ASSIGNED TASK:
Word for word, restate the records that come after this.

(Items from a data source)
--------------------------------------------------

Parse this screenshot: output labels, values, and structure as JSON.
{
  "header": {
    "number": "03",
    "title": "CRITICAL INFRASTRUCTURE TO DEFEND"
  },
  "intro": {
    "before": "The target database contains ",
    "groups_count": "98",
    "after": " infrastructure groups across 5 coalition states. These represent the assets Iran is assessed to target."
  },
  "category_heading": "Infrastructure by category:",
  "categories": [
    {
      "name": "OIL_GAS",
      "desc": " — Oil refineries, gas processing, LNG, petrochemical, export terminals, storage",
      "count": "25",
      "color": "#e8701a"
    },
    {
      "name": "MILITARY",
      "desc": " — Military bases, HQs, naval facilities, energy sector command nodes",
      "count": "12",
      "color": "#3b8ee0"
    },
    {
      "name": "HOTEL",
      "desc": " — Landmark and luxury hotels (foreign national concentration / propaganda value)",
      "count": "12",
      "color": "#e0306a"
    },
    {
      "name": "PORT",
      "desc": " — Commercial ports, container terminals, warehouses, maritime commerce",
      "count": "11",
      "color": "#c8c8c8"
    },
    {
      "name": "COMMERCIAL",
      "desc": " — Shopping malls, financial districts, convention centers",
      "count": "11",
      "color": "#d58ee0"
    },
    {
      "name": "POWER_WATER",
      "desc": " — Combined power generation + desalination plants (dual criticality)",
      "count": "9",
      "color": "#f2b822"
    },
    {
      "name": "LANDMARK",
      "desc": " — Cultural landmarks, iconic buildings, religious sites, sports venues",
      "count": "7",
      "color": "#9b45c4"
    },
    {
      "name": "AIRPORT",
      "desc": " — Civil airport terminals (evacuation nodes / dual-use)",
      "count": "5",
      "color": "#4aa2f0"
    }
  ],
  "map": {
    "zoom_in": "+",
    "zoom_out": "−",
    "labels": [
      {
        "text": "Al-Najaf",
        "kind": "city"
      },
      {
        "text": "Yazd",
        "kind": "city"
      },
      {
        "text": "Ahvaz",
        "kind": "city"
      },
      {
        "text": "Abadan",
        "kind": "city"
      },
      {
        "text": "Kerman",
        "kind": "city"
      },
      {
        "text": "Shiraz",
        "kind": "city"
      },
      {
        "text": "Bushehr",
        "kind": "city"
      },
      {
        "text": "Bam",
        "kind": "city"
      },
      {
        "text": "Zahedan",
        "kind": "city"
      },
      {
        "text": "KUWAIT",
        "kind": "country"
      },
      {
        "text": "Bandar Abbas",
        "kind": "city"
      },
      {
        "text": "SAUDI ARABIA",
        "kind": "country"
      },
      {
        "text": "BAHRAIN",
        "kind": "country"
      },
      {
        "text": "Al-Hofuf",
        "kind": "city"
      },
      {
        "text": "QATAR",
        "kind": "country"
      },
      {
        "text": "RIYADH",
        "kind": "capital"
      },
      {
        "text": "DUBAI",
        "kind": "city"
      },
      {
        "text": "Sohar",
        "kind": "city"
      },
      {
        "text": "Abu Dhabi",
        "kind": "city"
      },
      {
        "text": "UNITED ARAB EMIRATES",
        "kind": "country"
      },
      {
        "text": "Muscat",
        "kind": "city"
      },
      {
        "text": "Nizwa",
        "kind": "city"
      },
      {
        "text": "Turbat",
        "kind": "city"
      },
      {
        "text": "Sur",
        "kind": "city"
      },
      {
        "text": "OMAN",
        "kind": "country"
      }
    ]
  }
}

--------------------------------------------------

RESULT:
Parse this screenshot: output labels, values, and structure as JSON.
{
  "header": {
    "number": "03",
    "title": "CRITICAL INFRASTRUCTURE TO DEFEND"
  },
  "intro": {
    "before": "The target database contains ",
    "groups_count": "98",
    "after": " infrastructure groups across 5 coalition states. These represent the assets Iran is assessed to target."
  },
  "category_heading": "Infrastructure by category:",
  "categories": [
    {
      "name": "OIL_GAS",
      "desc": " — Oil refineries, gas processing, LNG, petrochemical, export terminals, storage",
      "count": "25",
      "color": "#e8701a"
    },
    {
      "name": "MILITARY",
      "desc": " — Military bases, HQs, naval facilities, energy sector command nodes",
      "count": "12",
      "color": "#3b8ee0"
    },
    {
      "name": "HOTEL",
      "desc": " — Landmark and luxury hotels (foreign national concentration / propaganda value)",
      "count": "12",
      "color": "#e0306a"
    },
    {
      "name": "PORT",
      "desc": " — Commercial ports, container terminals, warehouses, maritime commerce",
      "count": "11",
      "color": "#c8c8c8"
    },
    {
      "name": "COMMERCIAL",
      "desc": " — Shopping malls, financial districts, convention centers",
      "count": "11",
      "color": "#d58ee0"
    },
    {
      "name": "POWER_WATER",
      "desc": " — Combined power generation + desalination plants (dual criticality)",
      "count": "9",
      "color": "#f2b822"
    },
    {
      "name": "LANDMARK",
      "desc": " — Cultural landmarks, iconic buildings, religious sites, sports venues",
      "count": "7",
      "color": "#9b45c4"
    },
    {
      "name": "AIRPORT",
      "desc": " — Civil airport terminals (evacuation nodes / dual-use)",
      "count": "5",
      "color": "#4aa2f0"
    }
  ],
  "map": {
    "zoom_in": "+",
    "zoom_out": "−",
    "labels": [
      {
        "text": "Al-Najaf",
        "kind": "city"
      },
      {
        "text": "Yazd",
        "kind": "city"
      },
      {
        "text": "Ahvaz",
        "kind": "city"
      },
      {
        "text": "Abadan",
        "kind": "city"
      },
      {
        "text": "Kerman",
        "kind": "city"
      },
      {
        "text": "Shiraz",
        "kind": "city"
      },
      {
        "text": "Bushehr",
        "kind": "city"
      },
      {
        "text": "Bam",
        "kind": "city"
      },
      {
        "text": "Zahedan",
        "kind": "city"
      },
      {
        "text": "KUWAIT",
        "kind": "country"
      },
      {
        "text": "Bandar Abbas",
        "kind": "city"
      },
      {
        "text": "SAUDI ARABIA",
        "kind": "country"
      },
      {
        "text": "BAHRAIN",
        "kind": "country"
      },
      {
        "text": "Al-Hofuf",
        "kind": "city"
      },
      {
        "text": "QATAR",
        "kind": "country"
      },
      {
        "text": "RIYADH",
        "kind": "capital"
      },
      {
        "text": "DUBAI",
        "kind": "city"
      },
      {
        "text": "Sohar",
        "kind": "city"
      },
      {
        "text": "Abu Dhabi",
        "kind": "city"
      },
      {
        "text": "UNITED ARAB EMIRATES",
        "kind": "country"
      },
      {
        "text": "Muscat",
        "kind": "city"
      },
      {
        "text": "Nizwa",
        "kind": "city"
      },
      {
        "text": "Turbat",
        "kind": "city"
      },
      {
        "text": "Sur",
        "kind": "city"
      },
      {
        "text": "OMAN",
        "kind": "country"
      }
    ]
  }
}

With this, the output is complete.